“On August 18, the system office directed colleges and universities in the MN State System to require COVID-19 vaccination confirmation or weekly COVID-19 test for designated groups effective Oct. 4, 2021,” McDowell said. McDowell continued this conversation by saying, ‘To gather the necessary documentation, monitor infection rates in MN and time for campuses to develop the infrastructure to respond,’ was what created this requirement delay, giving Winona State the time to be able to implement the requirement.

One student, who wishes to remain anonymous, spoke on their nervousness regarding the testing mandate.

“I don’t believe most people who opt out of getting vaccinated will abide by the rules. This may be my preconceived notions about the political views of those who don’t get vaccinated, but I’m not hopeful,” they said.

They also voiced their support of having a campus-wide COVID vaccine mandate.

Shelby Wissing, a second-year student studying in the biology-allied health major program, confirmed her agreement with the campus COVID vaccine mandate.

“I feel that if we want to go back to a fully normal college experience then we should make vaccinating required.
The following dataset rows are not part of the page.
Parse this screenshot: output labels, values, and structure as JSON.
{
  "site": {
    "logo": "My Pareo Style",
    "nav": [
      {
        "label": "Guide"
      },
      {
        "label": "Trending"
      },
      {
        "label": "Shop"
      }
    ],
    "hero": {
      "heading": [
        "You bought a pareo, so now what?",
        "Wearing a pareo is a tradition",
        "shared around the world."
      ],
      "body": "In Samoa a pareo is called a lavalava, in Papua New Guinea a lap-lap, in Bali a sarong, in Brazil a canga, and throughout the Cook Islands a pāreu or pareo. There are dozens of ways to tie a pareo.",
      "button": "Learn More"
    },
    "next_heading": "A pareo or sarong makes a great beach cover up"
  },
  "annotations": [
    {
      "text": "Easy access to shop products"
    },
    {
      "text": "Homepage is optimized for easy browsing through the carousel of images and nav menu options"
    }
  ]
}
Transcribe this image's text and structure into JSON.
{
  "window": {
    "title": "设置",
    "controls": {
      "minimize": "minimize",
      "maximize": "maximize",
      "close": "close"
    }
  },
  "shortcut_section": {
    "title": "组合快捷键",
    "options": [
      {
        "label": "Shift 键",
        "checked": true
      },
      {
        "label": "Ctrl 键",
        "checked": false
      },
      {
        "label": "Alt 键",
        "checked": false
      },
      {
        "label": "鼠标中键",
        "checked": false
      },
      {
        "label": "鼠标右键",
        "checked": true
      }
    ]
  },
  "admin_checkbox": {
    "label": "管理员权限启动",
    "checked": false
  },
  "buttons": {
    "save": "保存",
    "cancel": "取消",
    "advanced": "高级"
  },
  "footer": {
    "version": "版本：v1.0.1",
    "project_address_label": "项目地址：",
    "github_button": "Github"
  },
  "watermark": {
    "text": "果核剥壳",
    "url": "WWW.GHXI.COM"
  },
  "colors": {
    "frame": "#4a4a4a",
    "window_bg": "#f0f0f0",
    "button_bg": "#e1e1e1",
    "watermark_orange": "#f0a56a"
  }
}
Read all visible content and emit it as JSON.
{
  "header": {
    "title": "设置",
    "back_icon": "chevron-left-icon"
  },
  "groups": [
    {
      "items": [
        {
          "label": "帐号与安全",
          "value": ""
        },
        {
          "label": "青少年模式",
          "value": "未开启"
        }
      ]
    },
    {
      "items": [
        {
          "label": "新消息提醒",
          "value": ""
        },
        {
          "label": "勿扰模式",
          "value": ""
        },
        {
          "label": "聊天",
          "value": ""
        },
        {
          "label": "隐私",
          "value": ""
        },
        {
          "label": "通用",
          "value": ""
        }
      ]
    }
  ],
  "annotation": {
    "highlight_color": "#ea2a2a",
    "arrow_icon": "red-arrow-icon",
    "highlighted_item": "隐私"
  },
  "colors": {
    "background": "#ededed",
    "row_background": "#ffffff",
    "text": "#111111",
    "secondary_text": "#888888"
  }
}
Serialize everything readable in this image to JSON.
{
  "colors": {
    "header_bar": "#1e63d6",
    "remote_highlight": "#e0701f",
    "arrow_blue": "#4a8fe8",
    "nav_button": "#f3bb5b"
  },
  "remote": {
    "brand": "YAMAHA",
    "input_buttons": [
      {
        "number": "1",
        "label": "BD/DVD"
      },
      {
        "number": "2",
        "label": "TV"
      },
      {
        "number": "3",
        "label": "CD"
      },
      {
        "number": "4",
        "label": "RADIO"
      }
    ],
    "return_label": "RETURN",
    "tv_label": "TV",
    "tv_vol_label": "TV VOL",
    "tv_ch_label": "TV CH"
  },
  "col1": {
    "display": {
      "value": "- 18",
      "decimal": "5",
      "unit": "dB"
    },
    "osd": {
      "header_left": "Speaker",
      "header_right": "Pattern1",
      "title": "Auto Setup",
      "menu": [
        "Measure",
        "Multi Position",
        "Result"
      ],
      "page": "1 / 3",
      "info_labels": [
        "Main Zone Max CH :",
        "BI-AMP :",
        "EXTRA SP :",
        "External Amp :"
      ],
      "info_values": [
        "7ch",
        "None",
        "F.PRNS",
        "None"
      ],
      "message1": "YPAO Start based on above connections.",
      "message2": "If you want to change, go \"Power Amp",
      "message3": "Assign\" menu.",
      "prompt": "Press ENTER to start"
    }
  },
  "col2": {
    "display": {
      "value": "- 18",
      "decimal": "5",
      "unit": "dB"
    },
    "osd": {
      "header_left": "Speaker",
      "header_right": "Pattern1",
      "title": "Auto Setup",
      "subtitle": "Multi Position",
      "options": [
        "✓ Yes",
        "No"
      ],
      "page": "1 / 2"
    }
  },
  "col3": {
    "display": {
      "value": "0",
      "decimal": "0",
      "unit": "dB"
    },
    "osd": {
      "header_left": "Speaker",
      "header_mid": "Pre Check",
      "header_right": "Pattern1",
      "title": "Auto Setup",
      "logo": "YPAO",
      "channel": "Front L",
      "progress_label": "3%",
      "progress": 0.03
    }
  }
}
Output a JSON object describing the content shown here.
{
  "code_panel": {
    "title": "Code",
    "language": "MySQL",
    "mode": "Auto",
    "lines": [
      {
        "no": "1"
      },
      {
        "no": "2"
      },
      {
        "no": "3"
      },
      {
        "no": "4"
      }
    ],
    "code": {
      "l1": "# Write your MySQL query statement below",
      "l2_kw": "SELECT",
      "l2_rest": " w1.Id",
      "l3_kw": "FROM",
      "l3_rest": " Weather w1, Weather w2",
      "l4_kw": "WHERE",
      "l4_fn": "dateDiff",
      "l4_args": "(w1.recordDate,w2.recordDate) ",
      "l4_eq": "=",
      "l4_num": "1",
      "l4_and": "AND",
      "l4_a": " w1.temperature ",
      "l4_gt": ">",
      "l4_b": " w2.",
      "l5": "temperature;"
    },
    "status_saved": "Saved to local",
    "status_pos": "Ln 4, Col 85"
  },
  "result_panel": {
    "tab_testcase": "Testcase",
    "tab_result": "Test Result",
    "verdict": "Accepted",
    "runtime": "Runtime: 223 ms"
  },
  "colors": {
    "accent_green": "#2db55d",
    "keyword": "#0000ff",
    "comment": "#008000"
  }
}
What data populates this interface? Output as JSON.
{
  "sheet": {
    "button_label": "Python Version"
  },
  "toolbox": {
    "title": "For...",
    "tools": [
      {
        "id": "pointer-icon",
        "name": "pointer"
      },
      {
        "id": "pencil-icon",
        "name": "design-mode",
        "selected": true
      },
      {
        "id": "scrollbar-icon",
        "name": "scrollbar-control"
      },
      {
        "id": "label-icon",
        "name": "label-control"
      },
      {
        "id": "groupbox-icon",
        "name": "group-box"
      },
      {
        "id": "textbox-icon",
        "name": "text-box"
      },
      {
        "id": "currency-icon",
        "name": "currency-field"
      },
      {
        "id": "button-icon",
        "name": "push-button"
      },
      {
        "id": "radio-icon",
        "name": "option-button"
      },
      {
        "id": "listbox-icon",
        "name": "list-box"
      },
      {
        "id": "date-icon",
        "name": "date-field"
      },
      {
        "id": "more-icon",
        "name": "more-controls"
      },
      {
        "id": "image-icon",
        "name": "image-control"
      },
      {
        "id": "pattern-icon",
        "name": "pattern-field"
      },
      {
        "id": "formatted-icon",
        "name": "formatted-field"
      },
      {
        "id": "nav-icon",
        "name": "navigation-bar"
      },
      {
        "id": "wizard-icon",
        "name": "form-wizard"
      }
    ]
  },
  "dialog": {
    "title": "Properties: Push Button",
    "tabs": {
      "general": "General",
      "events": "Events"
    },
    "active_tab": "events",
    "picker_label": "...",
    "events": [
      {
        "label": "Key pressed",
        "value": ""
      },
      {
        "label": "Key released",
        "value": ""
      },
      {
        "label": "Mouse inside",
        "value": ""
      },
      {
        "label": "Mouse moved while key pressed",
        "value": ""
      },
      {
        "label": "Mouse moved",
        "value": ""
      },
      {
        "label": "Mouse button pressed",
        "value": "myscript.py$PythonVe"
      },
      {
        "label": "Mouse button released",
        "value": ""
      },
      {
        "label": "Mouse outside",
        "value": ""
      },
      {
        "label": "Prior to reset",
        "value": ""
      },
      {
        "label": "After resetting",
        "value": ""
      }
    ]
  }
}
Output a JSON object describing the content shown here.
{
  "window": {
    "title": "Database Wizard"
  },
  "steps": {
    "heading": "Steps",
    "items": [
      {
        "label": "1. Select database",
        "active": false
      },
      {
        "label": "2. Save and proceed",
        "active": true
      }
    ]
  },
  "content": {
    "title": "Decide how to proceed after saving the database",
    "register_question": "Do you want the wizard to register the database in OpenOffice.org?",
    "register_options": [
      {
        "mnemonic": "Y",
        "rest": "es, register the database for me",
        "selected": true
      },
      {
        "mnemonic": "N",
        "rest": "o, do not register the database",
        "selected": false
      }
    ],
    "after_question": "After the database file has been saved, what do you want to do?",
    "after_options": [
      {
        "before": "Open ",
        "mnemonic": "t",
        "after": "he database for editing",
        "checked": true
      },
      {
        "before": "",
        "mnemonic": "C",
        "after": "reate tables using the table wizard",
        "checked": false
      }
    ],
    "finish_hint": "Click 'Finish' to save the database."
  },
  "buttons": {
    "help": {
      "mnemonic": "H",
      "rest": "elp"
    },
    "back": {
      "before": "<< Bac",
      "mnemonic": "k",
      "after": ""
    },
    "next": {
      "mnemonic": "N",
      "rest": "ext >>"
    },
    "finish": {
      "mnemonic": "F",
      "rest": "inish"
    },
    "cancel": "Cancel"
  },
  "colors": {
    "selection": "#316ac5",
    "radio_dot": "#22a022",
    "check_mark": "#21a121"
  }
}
I know some students on campus that won’t ever plan to get vaccinated due to reasons such as they feel like the vaccine came too soon and/or that the pandemic is overrated,” Wissing said.

Jay Dugan, a first-year student studying social work, also spoke on the subject.

“I believe [the campus vaccine mandate is] what needs to be done to get us out of the pandemic, but for Winona specifically, it would be nice to know all the people around me are safe to be around with a mask and the only way we can do that is getting vaccinated now and wearing our mask[s] until the vaccination is required or people get it willingly,” Dugan said.

Karen Johnson, dean of students, said the university will only encourage the Winona State community to get vaccinated.

“We would never require anyone to get the vaccine, but we are certainly encouraging everyone to do that,” Johnson said.